(Stored data)
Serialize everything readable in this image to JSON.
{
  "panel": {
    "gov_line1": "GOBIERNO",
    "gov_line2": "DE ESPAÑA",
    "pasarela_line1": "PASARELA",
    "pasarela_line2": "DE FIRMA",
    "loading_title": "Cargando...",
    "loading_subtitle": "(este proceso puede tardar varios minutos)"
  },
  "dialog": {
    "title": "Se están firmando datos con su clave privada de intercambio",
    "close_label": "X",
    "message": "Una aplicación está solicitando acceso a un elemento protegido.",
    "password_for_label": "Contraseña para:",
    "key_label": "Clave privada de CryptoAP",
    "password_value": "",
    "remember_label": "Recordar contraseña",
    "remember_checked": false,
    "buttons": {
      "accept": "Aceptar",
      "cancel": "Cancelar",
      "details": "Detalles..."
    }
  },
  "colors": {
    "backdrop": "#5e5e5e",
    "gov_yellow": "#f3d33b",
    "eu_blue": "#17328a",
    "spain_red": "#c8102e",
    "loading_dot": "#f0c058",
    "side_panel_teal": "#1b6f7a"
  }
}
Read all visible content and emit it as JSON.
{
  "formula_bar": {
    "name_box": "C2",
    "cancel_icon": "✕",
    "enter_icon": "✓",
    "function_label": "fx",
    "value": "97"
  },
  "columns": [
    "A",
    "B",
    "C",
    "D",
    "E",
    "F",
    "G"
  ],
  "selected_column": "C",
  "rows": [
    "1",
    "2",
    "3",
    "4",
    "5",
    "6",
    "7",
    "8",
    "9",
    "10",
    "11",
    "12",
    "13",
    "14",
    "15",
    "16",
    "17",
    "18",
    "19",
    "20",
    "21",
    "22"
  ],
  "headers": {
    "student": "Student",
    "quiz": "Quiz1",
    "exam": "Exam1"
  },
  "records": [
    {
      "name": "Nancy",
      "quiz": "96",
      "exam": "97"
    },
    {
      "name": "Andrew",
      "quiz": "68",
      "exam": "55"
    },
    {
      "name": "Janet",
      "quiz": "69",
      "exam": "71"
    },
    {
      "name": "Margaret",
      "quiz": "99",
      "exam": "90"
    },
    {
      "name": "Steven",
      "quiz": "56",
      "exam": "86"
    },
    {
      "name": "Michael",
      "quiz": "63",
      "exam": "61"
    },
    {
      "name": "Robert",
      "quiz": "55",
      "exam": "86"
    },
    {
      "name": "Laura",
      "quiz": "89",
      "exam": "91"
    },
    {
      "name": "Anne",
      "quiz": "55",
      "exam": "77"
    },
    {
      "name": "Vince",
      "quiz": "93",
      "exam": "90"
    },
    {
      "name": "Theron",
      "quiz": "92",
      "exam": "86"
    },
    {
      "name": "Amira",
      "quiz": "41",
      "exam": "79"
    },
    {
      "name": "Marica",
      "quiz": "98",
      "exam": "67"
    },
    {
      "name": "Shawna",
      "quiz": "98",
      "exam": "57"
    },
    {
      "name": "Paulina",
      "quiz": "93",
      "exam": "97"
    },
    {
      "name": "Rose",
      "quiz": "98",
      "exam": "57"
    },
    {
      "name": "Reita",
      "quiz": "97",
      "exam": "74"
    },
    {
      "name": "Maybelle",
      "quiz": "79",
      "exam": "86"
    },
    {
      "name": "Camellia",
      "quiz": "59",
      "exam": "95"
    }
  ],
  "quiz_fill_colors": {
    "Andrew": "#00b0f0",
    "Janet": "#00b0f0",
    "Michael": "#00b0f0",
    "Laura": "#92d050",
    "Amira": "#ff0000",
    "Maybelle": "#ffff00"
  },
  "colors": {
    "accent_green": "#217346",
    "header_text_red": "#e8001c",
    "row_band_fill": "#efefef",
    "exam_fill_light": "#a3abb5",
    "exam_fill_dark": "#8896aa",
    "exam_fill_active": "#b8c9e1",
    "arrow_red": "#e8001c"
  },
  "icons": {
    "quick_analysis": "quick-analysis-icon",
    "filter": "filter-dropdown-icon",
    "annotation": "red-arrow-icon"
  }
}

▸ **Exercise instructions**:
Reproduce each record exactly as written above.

▸ **Written response**:
Serialize everything readable in this image to JSON.
{
  "panel": {
    "gov_line1": "GOBIERNO",
    "gov_line2": "DE ESPAÑA",
    "pasarela_line1": "PASARELA",
    "pasarela_line2": "DE FIRMA",
    "loading_title": "Cargando...",
    "loading_subtitle": "(este proceso puede tardar varios minutos)"
  },
  "dialog": {
    "title": "Se están firmando datos con su clave privada de intercambio",
    "close_label": "X",
    "message": "Una aplicación está solicitando acceso a un elemento protegido.",
    "password_for_label": "Contraseña para:",
    "key_label": "Clave privada de CryptoAP",
    "password_value": "",
    "remember_label": "Recordar contraseña",
    "remember_checked": false,
    "buttons": {
      "accept": "Aceptar",
      "cancel": "Cancelar",
      "details": "Detalles..."
    }
  },
  "colors": {
    "backdrop": "#5e5e5e",
    "gov_yellow": "#f3d33b",
    "eu_blue": "#17328a",
    "spain_red": "#c8102e",
    "loading_dot": "#f0c058",
    "side_panel_teal": "#1b6f7a"
  }
}
Read all visible content and emit it as JSON.
{
  "formula_bar": {
    "name_box": "C2",
    "cancel_icon": "✕",
    "enter_icon": "✓",
    "function_label": "fx",
    "value": "97"
  },
  "columns": [
    "A",
    "B",
    "C",
    "D",
    "E",
    "F",
    "G"
  ],
  "selected_column": "C",
  "rows": [
    "1",
    "2",
    "3",
    "4",
    "5",
    "6",
    "7",
    "8",
    "9",
    "10",
    "11",
    "12",
    "13",
    "14",
    "15",
    "16",
    "17",
    "18",
    "19",
    "20",
    "21",
    "22"
  ],
  "headers": {
    "student": "Student",
    "quiz": "Quiz1",
    "exam": "Exam1"
  },
  "records": [
    {
      "name": "Nancy",
      "quiz": "96",
      "exam": "97"
    },
    {
      "name": "Andrew",
      "quiz": "68",
      "exam": "55"
    },
    {
      "name": "Janet",
      "quiz": "69",
      "exam": "71"
    },
    {
      "name": "Margaret",
      "quiz": "99",
      "exam": "90"
    },
    {
      "name": "Steven",
      "quiz": "56",
      "exam": "86"
    },
    {
      "name": "Michael",
      "quiz": "63",
      "exam": "61"
    },
    {
      "name": "Robert",
      "quiz": "55",
      "exam": "86"
    },
    {
      "name": "Laura",
      "quiz": "89",
      "exam": "91"
    },
    {
      "name": "Anne",
      "quiz": "55",
      "exam": "77"
    },
    {
      "name": "Vince",
      "quiz": "93",
      "exam": "90"
    },
    {
      "name": "Theron",
      "quiz": "92",
      "exam": "86"
    },
    {
      "name": "Amira",
      "quiz": "41",
      "exam": "79"
    },
    {
      "name": "Marica",
      "quiz": "98",
      "exam": "67"
    },
    {
      "name": "Shawna",
      "quiz": "98",
      "exam": "57"
    },
    {
      "name": "Paulina",
      "quiz": "93",
      "exam": "97"
    },
    {
      "name": "Rose",
      "quiz": "98",
      "exam": "57"
    },
    {
      "name": "Reita",
      "quiz": "97",
      "exam": "74"
    },
    {
      "name": "Maybelle",
      "quiz": "79",
      "exam": "86"
    },
    {
      "name": "Camellia",
      "quiz": "59",
      "exam": "95"
    }
  ],
  "quiz_fill_colors": {
    "Andrew": "#00b0f0",
    "Janet": "#00b0f0",
    "Michael": "#00b0f0",
    "Laura": "#92d050",
    "Amira": "#ff0000",
    "Maybelle": "#ffff00"
  },
  "colors": {
    "accent_green": "#217346",
    "header_text_red": "#e8001c",
    "row_band_fill": "#efefef",
    "exam_fill_light": "#a3abb5",
    "exam_fill_dark": "#8896aa",
    "exam_fill_active": "#b8c9e1",
    "arrow_red": "#e8001c"
  },
  "icons": {
    "quick_analysis": "quick-analysis-icon",
    "filter": "filter-dropdown-icon",
    "annotation": "red-arrow-icon"
  }
}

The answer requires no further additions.